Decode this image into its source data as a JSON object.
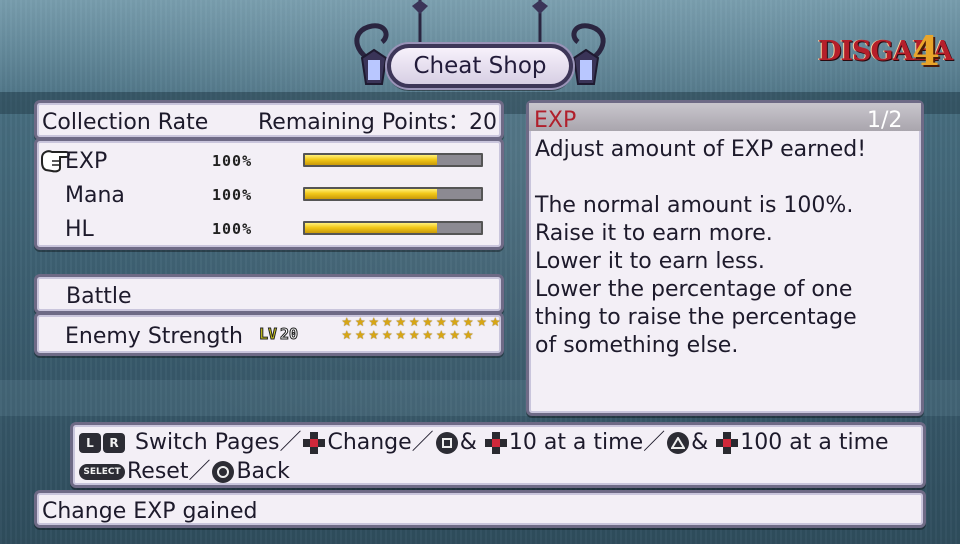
{
  "header": {
    "title": "Cheat Shop",
    "logo_text": "DISGAEA",
    "logo_number": "4"
  },
  "collection": {
    "label": "Collection Rate",
    "remaining_label": "Remaining Points：",
    "remaining_value": "20",
    "items": [
      {
        "label": "EXP",
        "percent_text": "100%",
        "fill": 0.75
      },
      {
        "label": "Mana",
        "percent_text": "100%",
        "fill": 0.75
      },
      {
        "label": "HL",
        "percent_text": "100%",
        "fill": 0.75
      }
    ]
  },
  "battle": {
    "label": "Battle",
    "enemy_strength_label": "Enemy Strength",
    "lv_label": "LV",
    "lv_value": "20",
    "stars_total": 22,
    "stars_filled": 22
  },
  "description": {
    "title": "EXP",
    "page": "1/2",
    "lines": [
      "Adjust amount of EXP earned!",
      "",
      "The normal amount is 100%.",
      "Raise it to earn more.",
      "Lower it to earn less.",
      "Lower the percentage of one",
      "thing to raise the percentage",
      "of something else."
    ]
  },
  "controls": {
    "l_button": "L",
    "r_button": "R",
    "switch_pages": "Switch Pages／",
    "change": "Change／",
    "amp1": "&",
    "ten_at_a_time": "10 at a time／",
    "amp2": "&",
    "hundred_at_a_time": "100 at a time",
    "select_button": "SELECT",
    "reset": "Reset／",
    "back": "Back"
  },
  "status": {
    "message": "Change EXP gained"
  },
  "colors": {
    "bar_fill": "#f2c819",
    "desc_title": "#b0202c",
    "panel_bg": "#f3eff6"
  }
}
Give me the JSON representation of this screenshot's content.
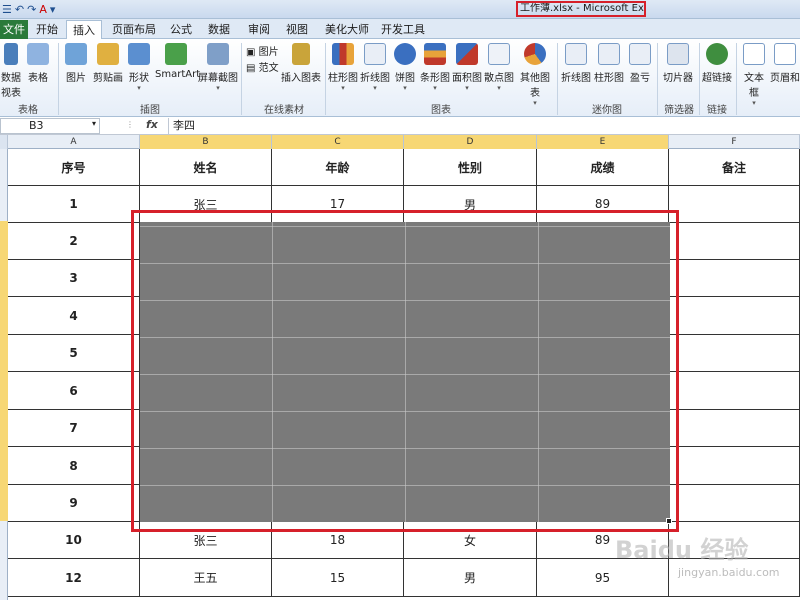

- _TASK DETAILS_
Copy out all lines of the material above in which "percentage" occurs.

- _REPLY TO THE TASK_
      "Lower the percentage of one",
      "thing to raise the percentage",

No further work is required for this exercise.